By Jonathan Lemire
Mayor Bill de Blasio marked his first 100 days in office with an impassioned recounting of his populist values meant to re-energize his grassroots base and place his agenda within the framework of New York City's activist history.
De Blasio, the first Democratic mayor of the nation's largest city in a generation, delivered his address Thursday at Manhattan's Cooper Union, the same site where Abraham Lincoln gave an 1860 speech that became a launching pad for his presidential campaign. De Blasio did not shrink from the stage, connecting Lincoln and liberal heroes ranging from Robert F. Kennedy to the activists who began the gay rights movement at the Stonewall Inn, to his mission to fight the city's inequality gap.
"We weren't sent to City Hall to change New York's character, you sent us here to restore New York's proud legacy as the progressive city," de Blasio said. "We have to remember that the best and the brightest are born in every neighborhood, in every zip code. And what marks a just society is that it allows them all to reach their potential."
The mayor linked that quest to his signature campaign pledge, to create universal pre-kindergarten throughout the five boroughs. De Blasio fought to pay for the program with a tax hike on the wealthy, a plan that was defeated in Albany by fellow Democrat Gov. Andrew Cuomo and the state Legislature.
The program will instead be funded with money from the state budget, though de Blasio has made clear that he believes his relentless campaign on pre-k forced the governor to increase the money the city will receive. About 50,000 students will be in the program this fall, a number that increases to 73,000 in 2015.
"We couldn't just help the few, we had to reach across the spectrum. We had to reach everyone," de Blasio said. "Pre-K is one of the best things we can do to launch kids on a successful educational career, and a successful life ahead."
He also, at times, abandoned his lofty rhetoric to remind the crowd that being mayor was not just about high-minded concepts like inequality, but also nitty-gritty daily responsibilities.
"I'd say nothing typifies the mundane work of government better than filling potholes," the mayor said. "You can tell the difference when the potholes has been filled and when it hasn't been."
He said the city had filled nearly 289,000 potholes during the first quarter of the year, up from 115,000 during the same period a year ago. He also, in a veiled swipe at his predecessor Michael Bloomberg, noted that a year ago residents in public housing had to wait, on average, 150 days for a basic repair. This year, the average wait time has been five days.

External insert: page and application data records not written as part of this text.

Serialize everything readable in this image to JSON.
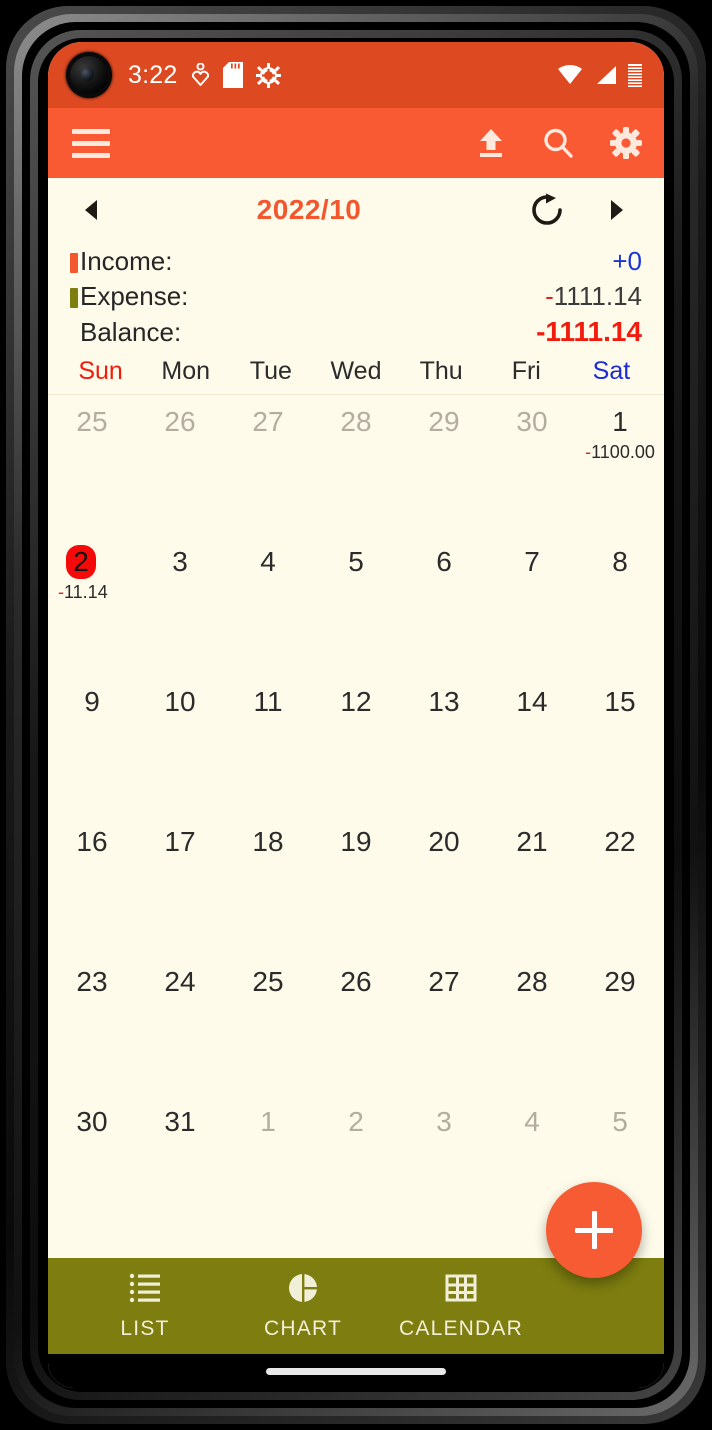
{
  "status_bar": {
    "time": "3:22",
    "icons_left": [
      "heart-pulse-icon",
      "sd-card-icon",
      "android-gear-icon"
    ],
    "icons_right": [
      "wifi-icon",
      "cellular-signal-icon",
      "battery-icon"
    ]
  },
  "toolbar": {
    "menu_icon": "hamburger-menu-icon",
    "actions": [
      {
        "name": "export-icon",
        "label": "Export"
      },
      {
        "name": "search-icon",
        "label": "Search"
      },
      {
        "name": "settings-icon",
        "label": "Settings"
      }
    ]
  },
  "month_nav": {
    "prev_label": "◀",
    "next_label": "▶",
    "month_label": "2022/10",
    "refresh_icon": "refresh-icon"
  },
  "summary": {
    "income": {
      "label": "Income:",
      "value": "+0",
      "marker_color": "#F2572F"
    },
    "expense": {
      "label": "Expense:",
      "sign": "-",
      "value": "1111.14",
      "marker_color": "#7D7D10"
    },
    "balance": {
      "label": "Balance:",
      "sign": "-",
      "value": "1111.14"
    }
  },
  "weekdays": [
    {
      "label": "Sun",
      "kind": "sun"
    },
    {
      "label": "Mon",
      "kind": "day"
    },
    {
      "label": "Tue",
      "kind": "day"
    },
    {
      "label": "Wed",
      "kind": "day"
    },
    {
      "label": "Thu",
      "kind": "day"
    },
    {
      "label": "Fri",
      "kind": "day"
    },
    {
      "label": "Sat",
      "kind": "sat"
    }
  ],
  "calendar": {
    "days": [
      {
        "n": "25",
        "muted": true,
        "today": false,
        "sign": "",
        "amount": ""
      },
      {
        "n": "26",
        "muted": true,
        "today": false,
        "sign": "",
        "amount": ""
      },
      {
        "n": "27",
        "muted": true,
        "today": false,
        "sign": "",
        "amount": ""
      },
      {
        "n": "28",
        "muted": true,
        "today": false,
        "sign": "",
        "amount": ""
      },
      {
        "n": "29",
        "muted": true,
        "today": false,
        "sign": "",
        "amount": ""
      },
      {
        "n": "30",
        "muted": true,
        "today": false,
        "sign": "",
        "amount": ""
      },
      {
        "n": "1",
        "muted": false,
        "today": false,
        "sign": "-",
        "amount": "1100.00"
      },
      {
        "n": "2",
        "muted": false,
        "today": true,
        "sign": "-",
        "amount": "11.14"
      },
      {
        "n": "3",
        "muted": false,
        "today": false,
        "sign": "",
        "amount": ""
      },
      {
        "n": "4",
        "muted": false,
        "today": false,
        "sign": "",
        "amount": ""
      },
      {
        "n": "5",
        "muted": false,
        "today": false,
        "sign": "",
        "amount": ""
      },
      {
        "n": "6",
        "muted": false,
        "today": false,
        "sign": "",
        "amount": ""
      },
      {
        "n": "7",
        "muted": false,
        "today": false,
        "sign": "",
        "amount": ""
      },
      {
        "n": "8",
        "muted": false,
        "today": false,
        "sign": "",
        "amount": ""
      },
      {
        "n": "9",
        "muted": false,
        "today": false,
        "sign": "",
        "amount": ""
      },
      {
        "n": "10",
        "muted": false,
        "today": false,
        "sign": "",
        "amount": ""
      },
      {
        "n": "11",
        "muted": false,
        "today": false,
        "sign": "",
        "amount": ""
      },
      {
        "n": "12",
        "muted": false,
        "today": false,
        "sign": "",
        "amount": ""
      },
      {
        "n": "13",
        "muted": false,
        "today": false,
        "sign": "",
        "amount": ""
      },
      {
        "n": "14",
        "muted": false,
        "today": false,
        "sign": "",
        "amount": ""
      },
      {
        "n": "15",
        "muted": false,
        "today": false,
        "sign": "",
        "amount": ""
      },
      {
        "n": "16",
        "muted": false,
        "today": false,
        "sign": "",
        "amount": ""
      },
      {
        "n": "17",
        "muted": false,
        "today": false,
        "sign": "",
        "amount": ""
      },
      {
        "n": "18",
        "muted": false,
        "today": false,
        "sign": "",
        "amount": ""
      },
      {
        "n": "19",
        "muted": false,
        "today": false,
        "sign": "",
        "amount": ""
      },
      {
        "n": "20",
        "muted": false,
        "today": false,
        "sign": "",
        "amount": ""
      },
      {
        "n": "21",
        "muted": false,
        "today": false,
        "sign": "",
        "amount": ""
      },
      {
        "n": "22",
        "muted": false,
        "today": false,
        "sign": "",
        "amount": ""
      },
      {
        "n": "23",
        "muted": false,
        "today": false,
        "sign": "",
        "amount": ""
      },
      {
        "n": "24",
        "muted": false,
        "today": false,
        "sign": "",
        "amount": ""
      },
      {
        "n": "25",
        "muted": false,
        "today": false,
        "sign": "",
        "amount": ""
      },
      {
        "n": "26",
        "muted": false,
        "today": false,
        "sign": "",
        "amount": ""
      },
      {
        "n": "27",
        "muted": false,
        "today": false,
        "sign": "",
        "amount": ""
      },
      {
        "n": "28",
        "muted": false,
        "today": false,
        "sign": "",
        "amount": ""
      },
      {
        "n": "29",
        "muted": false,
        "today": false,
        "sign": "",
        "amount": ""
      },
      {
        "n": "30",
        "muted": false,
        "today": false,
        "sign": "",
        "amount": ""
      },
      {
        "n": "31",
        "muted": false,
        "today": false,
        "sign": "",
        "amount": ""
      },
      {
        "n": "1",
        "muted": true,
        "today": false,
        "sign": "",
        "amount": ""
      },
      {
        "n": "2",
        "muted": true,
        "today": false,
        "sign": "",
        "amount": ""
      },
      {
        "n": "3",
        "muted": true,
        "today": false,
        "sign": "",
        "amount": ""
      },
      {
        "n": "4",
        "muted": true,
        "today": false,
        "sign": "",
        "amount": ""
      },
      {
        "n": "5",
        "muted": true,
        "today": false,
        "sign": "",
        "amount": ""
      }
    ]
  },
  "fab": {
    "icon": "plus-icon",
    "label": "Add"
  },
  "bottom_nav": {
    "tabs": [
      {
        "label": "LIST",
        "icon": "list-icon"
      },
      {
        "label": "CHART",
        "icon": "pie-chart-icon"
      },
      {
        "label": "CALENDAR",
        "icon": "calendar-grid-icon"
      }
    ]
  },
  "colors": {
    "status_bar": "#DD4A22",
    "toolbar": "#F95A33",
    "background": "#FFFBEB",
    "accent_orange": "#F2572F",
    "bottom_nav": "#7D7D10",
    "negative_red": "#F01D0E",
    "positive_blue": "#1a35D6",
    "today_highlight": "#F50A0A"
  }
}
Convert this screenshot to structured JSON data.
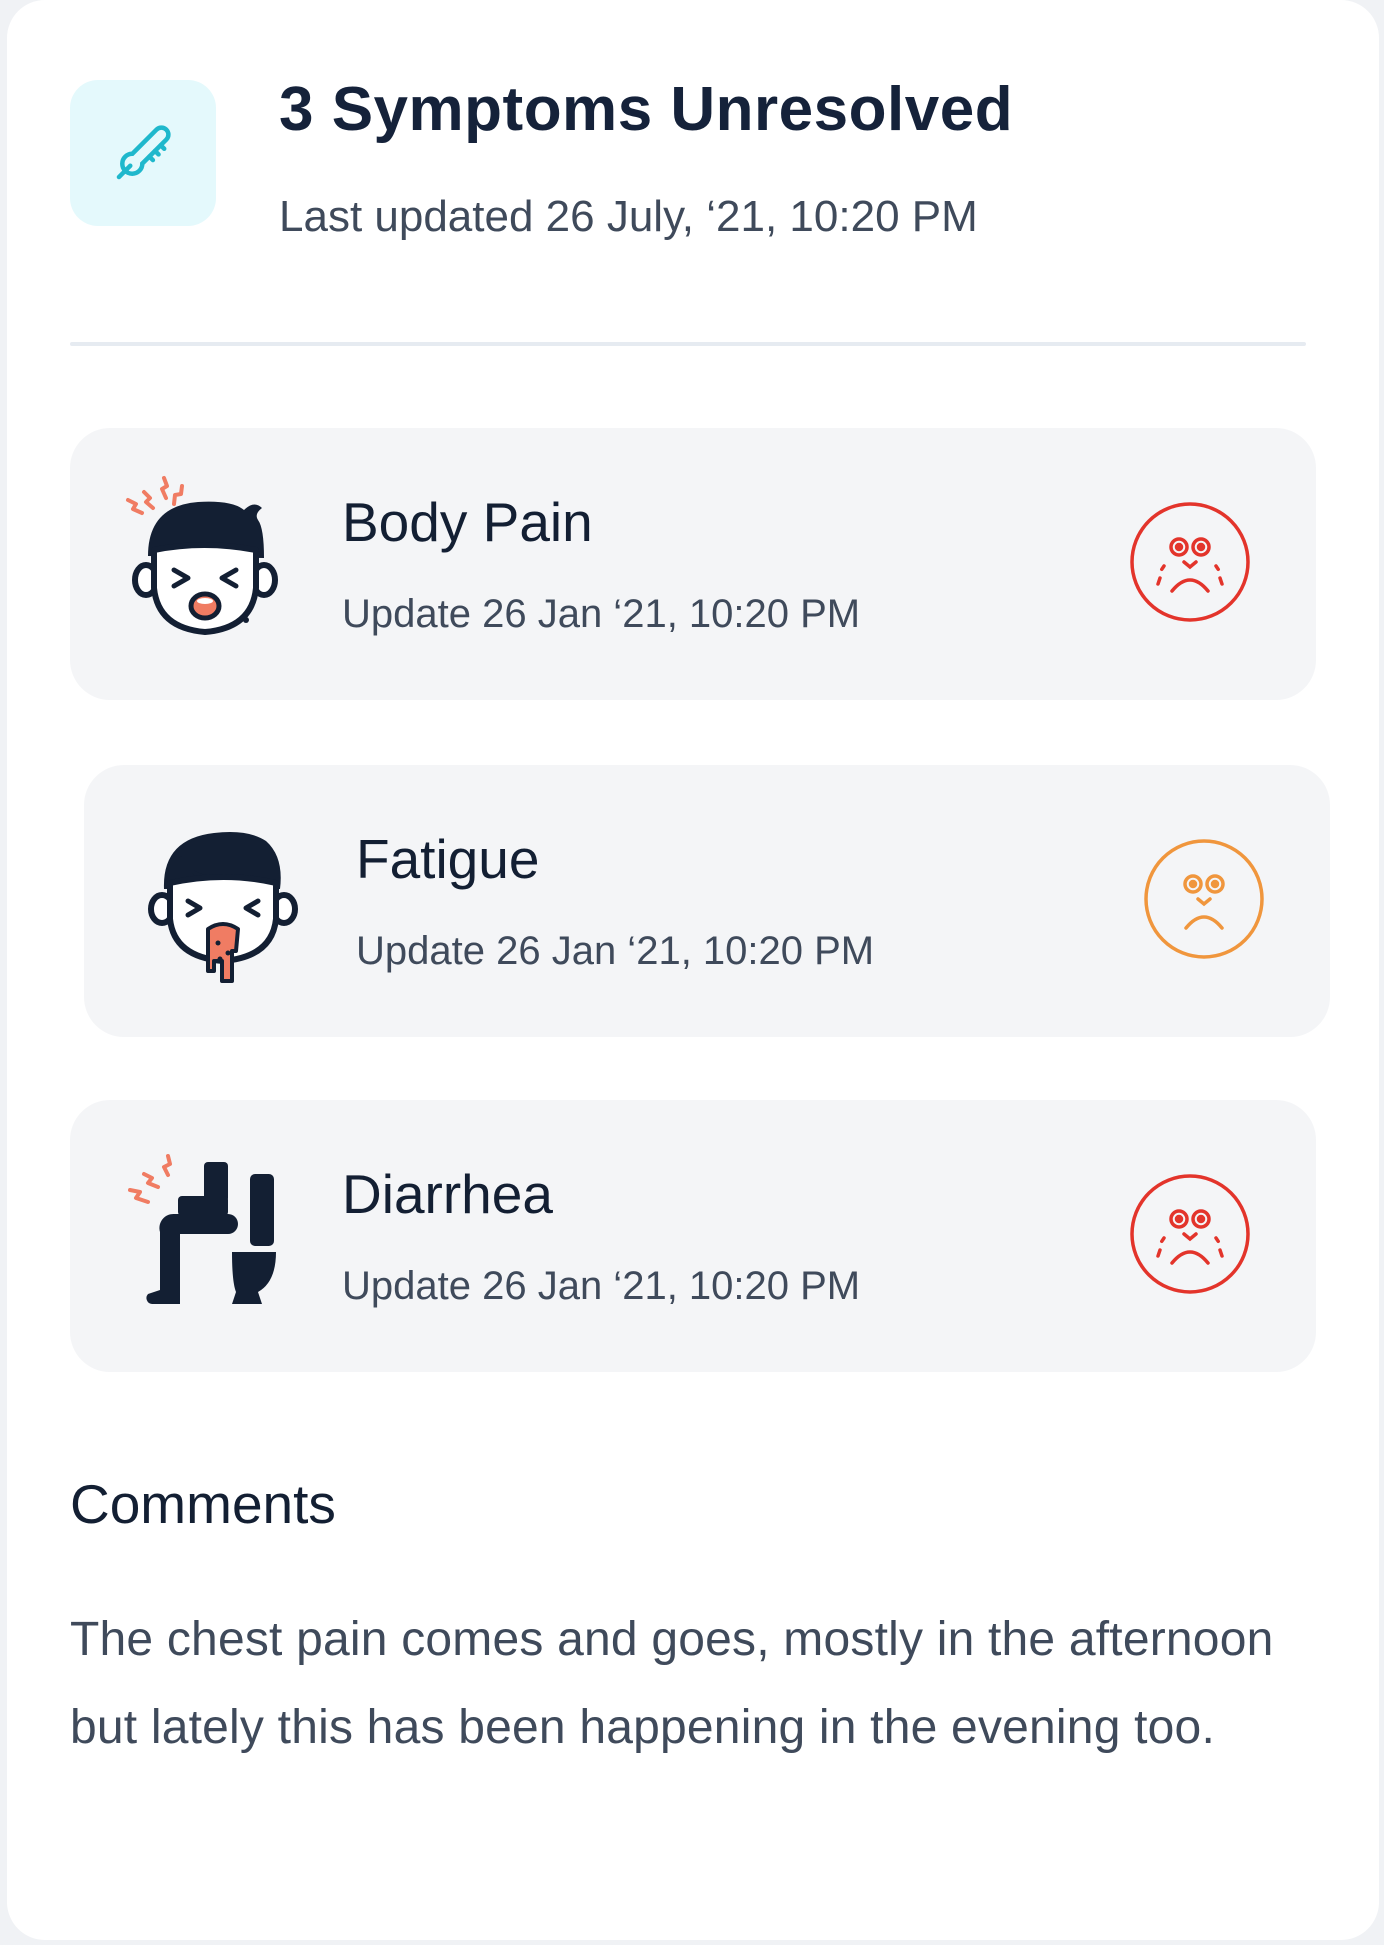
{
  "header": {
    "title": "3 Symptoms Unresolved",
    "subtitle": "Last updated 26 July, ‘21, 10:20 PM",
    "icon": "thermometer-icon"
  },
  "symptoms": [
    {
      "name": "Body Pain",
      "updated": "Update 26 Jan ‘21, 10:20 PM",
      "icon": "body-pain-face-icon",
      "severity": "high",
      "severity_color": "#e3342b"
    },
    {
      "name": "Fatigue",
      "updated": "Update 26 Jan ‘21, 10:20 PM",
      "icon": "vomiting-face-icon",
      "severity": "medium",
      "severity_color": "#f0963d"
    },
    {
      "name": "Diarrhea",
      "updated": "Update 26 Jan ‘21, 10:20 PM",
      "icon": "toilet-person-icon",
      "severity": "high",
      "severity_color": "#e3342b"
    }
  ],
  "comments": {
    "title": "Comments",
    "text": "The chest pain comes and goes, mostly in the afternoon but lately this has been happening in the evening too."
  },
  "colors": {
    "accent": "#1fb8cc",
    "text_primary": "#131f33",
    "text_secondary": "#3f4a5b",
    "pain_accent": "#f07c63"
  }
}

De Blasio, working from notes but not a prepared text, also touted a new law that expanded the number of paid sick days to workers throughout the city and his efforts to curb the NYPD tactic known as stop-and-frisk, which allows police to stop anyone deemed suspicious.
The mayor offered little in the way of new policy proposals during his nearly hour-long speech, but reiterated what his aides had previously outlined as the administration's goals for the remainder of the year: the beginning of an ambitious effort to create 200,000 new units of affordable housing; the creation of a health authority to help address a recent spate of hospital closings; the expensive retro-fitting of public housing to make them environmentally friendly; and the rebuilding of every home destroyed by Superstorm Sandy.
But the speech made no mention of perhaps the greatest challenge facing de Blasio, the expired labor contracts of all 150 municipal unions. Negotiations have begun with some of the unions, many of whom are asking for retroactive raises that could cost billions and endanger the rest of the mayor's agenda.